This novel is set in the 1980s: a bit recent for "historical fiction," but we're counting it since this decade feels so far removed to today's teen readers. I enjoyed this book last year after MMD team member Leigh cited it as a favorite of 2020. Here's what she had to say: "This story utterly wrecked me and might be my all-time favorite YA novel. It explores friendship, first love, queerness, AIDS, grief, Madonna, and more. Part of the enjoyment was that it’s set in 1989-1990, when I was nine or ten years old. Judy, Art, and Reza are seventeen and their experiences and changing relationships gave me a new way to relive that time, particularly reflecting on what life was like for the LGBTQ+ community and those coming out in the wake of AIDS. While it’s about grief and loss, it’s also a celebration of the queer community and found family." More info →

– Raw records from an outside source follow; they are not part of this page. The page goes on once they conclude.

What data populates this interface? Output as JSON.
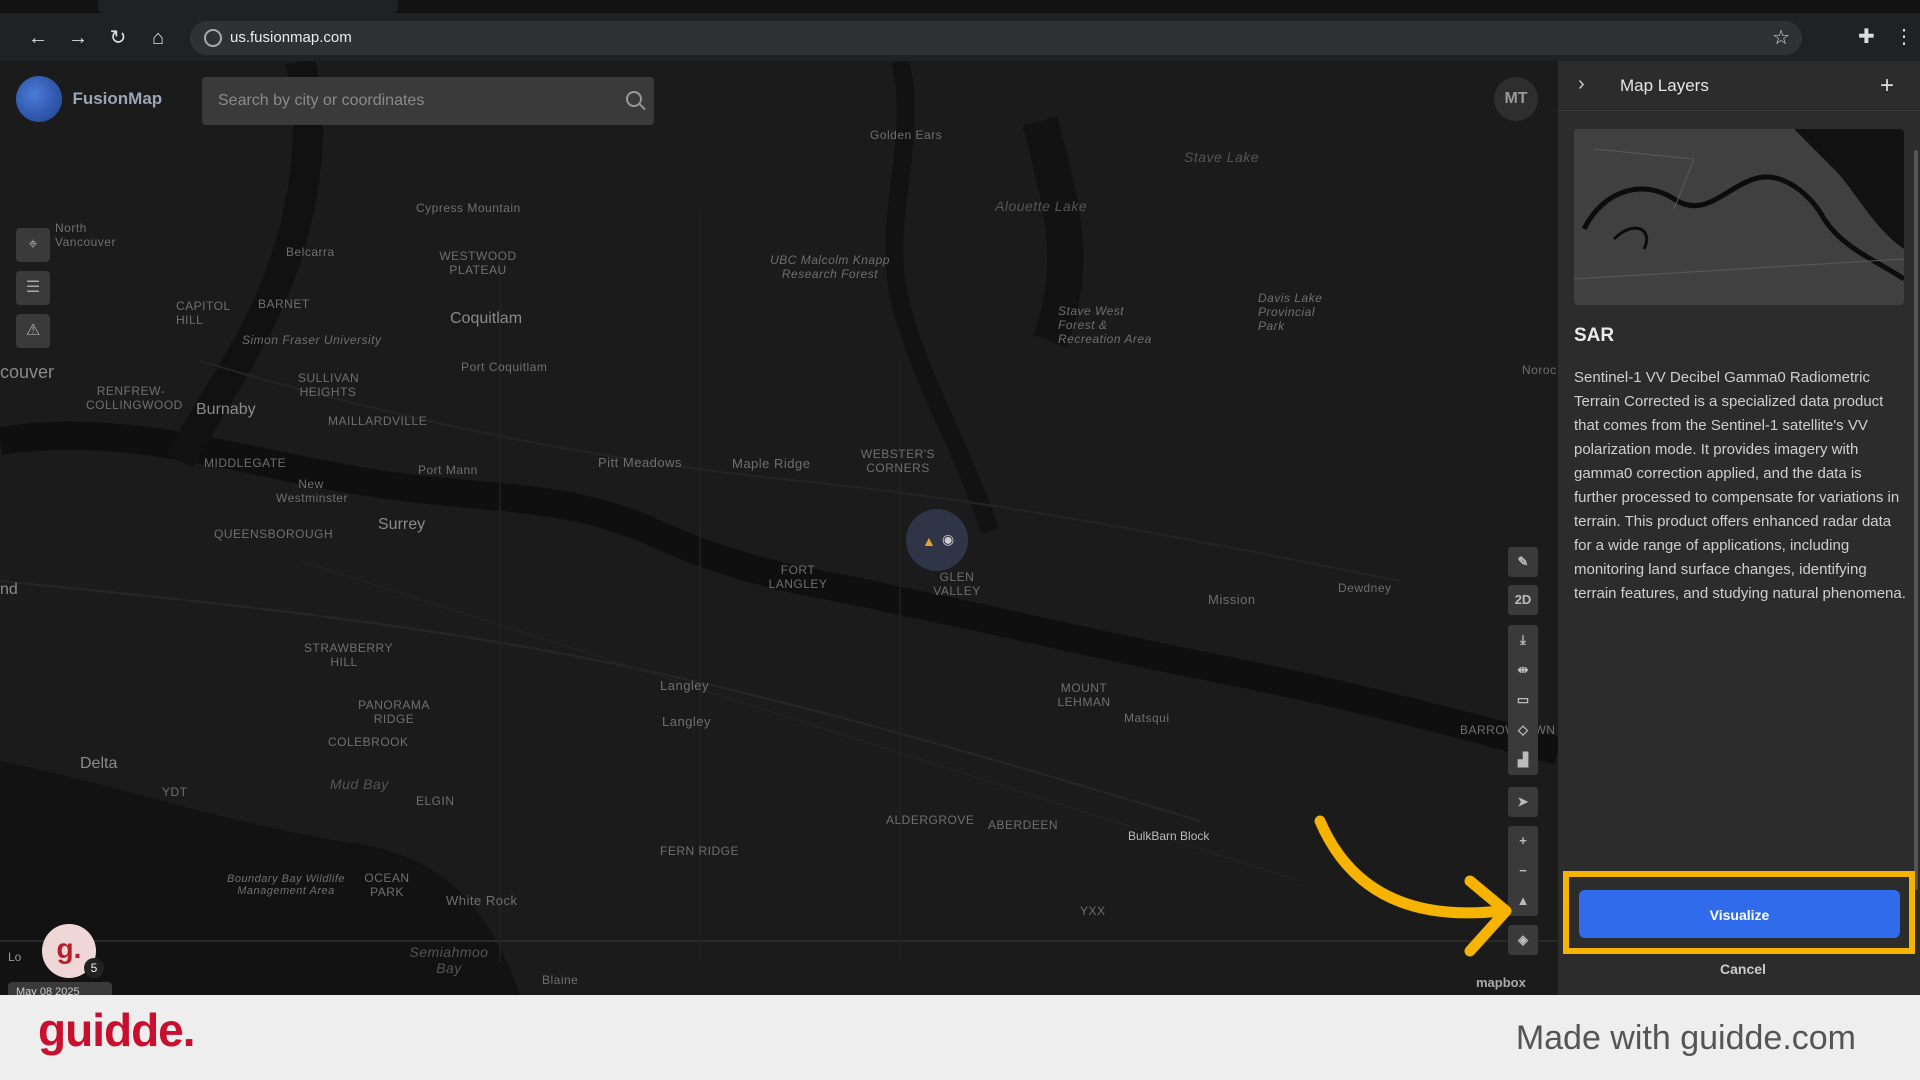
{
  "browser": {
    "url": "us.fusionmap.com"
  },
  "app": {
    "logo_text": "FusionMap",
    "search_placeholder": "Search by city or coordinates",
    "avatar_initials": "MT"
  },
  "map": {
    "places": [
      "Golden Ears",
      "Stave Lake",
      "Alouette Lake",
      "Cypress Mountain",
      "North Vancouver",
      "Belcarra",
      "WESTWOOD PLATEAU",
      "UBC Malcolm Knapp Research Forest",
      "Stave West Forest & Recreation Area",
      "Davis Lake Provincial Park",
      "CAPITOL HILL",
      "BARNET",
      "Coquitlam",
      "Simon Fraser University",
      "couver",
      "SULLIVAN HEIGHTS",
      "Port Coquitlam",
      "RENFREW-COLLINGWOOD",
      "Burnaby",
      "MAILLARDVILLE",
      "MIDDLEGATE",
      "Port Mann",
      "Pitt Meadows",
      "Maple Ridge",
      "WEBSTER'S CORNERS",
      "New Westminster",
      "QUEENSBOROUGH",
      "Surrey",
      "FORT LANGLEY",
      "GLEN VALLEY",
      "Mission",
      "Dewdney",
      "nd",
      "STRAWBERRY HILL",
      "Langley",
      "Langley",
      "MOUNT LEHMAN",
      "Matsqui",
      "PANORAMA RIDGE",
      "COLEBROOK",
      "BARROWTOWN",
      "Delta",
      "Mud Bay",
      "YDT",
      "ELGIN",
      "ALDERGROVE",
      "ABERDEEN",
      "FERN RIDGE",
      "Boundary Bay Wildlife Management Area",
      "OCEAN PARK",
      "White Rock",
      "YXX",
      "Semiahmoo Bay",
      "Blaine",
      "Noroc"
    ],
    "business_label": "BulkBarn Block",
    "attribution": "mapbox",
    "broken_logo_alt": "Lo",
    "date_chip": "May 08 2025",
    "guidde_badge": "g.",
    "badge_count": "5",
    "right_tools": {
      "mode_2d": "2D"
    }
  },
  "panel": {
    "title": "Map Layers",
    "add_icon": "+",
    "layer_name": "SAR",
    "layer_description": "Sentinel-1 VV Decibel Gamma0 Radiometric Terrain Corrected is a specialized data product that comes from the Sentinel-1 satellite's VV polarization mode. It provides imagery with gamma0 correction applied, and the data is further processed to compensate for variations in terrain. This product offers enhanced radar data for a wide range of applications, including monitoring land surface changes, identifying terrain features, and studying natural phenomena.",
    "visualize_label": "Visualize",
    "cancel_label": "Cancel"
  },
  "footer": {
    "brand": "guidde.",
    "made_with": "Made with guidde.com"
  },
  "colors": {
    "accent_blue": "#2f6bea",
    "highlight_yellow": "#f6b400",
    "brand_red": "#c8102e"
  }
}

Throughout WWII, members of the Navajo nation sent messages back and forth in their native language as an unbreakable code that saved thousands of American lives. This top secret information remained classified until 1968, and when Joseph Bruchac learned about their experiences in the 1970s, he couldn't stop thinking about the importance of language, the American Indian veterans, and the endless stories to be told. After meeting several of the Navajo code talkers and doing plenty of research, Bruchac wrote this fictionalized story about 16-year-old Ned Begay, inspired by real stories of young men who reclaimed pride in their language, yet struggled to be recognized for their service. More info →
Pride and Prejudice as a YA murder mystery and courtroom drama? I'm intrigued. More of an adaptation than a retelling, Price's debut novel places Lizzie and Darcy in competing law firms in Regency London. Elizabeth is, as always, a heroine to root for, as she sets out to prove her skills as a solicitor in order to earn her place in Mr. Bennet's practice. Meanwhile, Darcy disapproves of her tactics and meets her with resistance at every turn as they work on the same case: proving Charles Bingley's innocence. Austenites will delight over the Bennet family dynamics, the lively setting, and plenty of recognizable dialogue straight from Jane. Perfect for fans of Death Comes to Pemberly. More info →
Do you have more YA historical fiction to add to our list? Share your favorites in the comments section!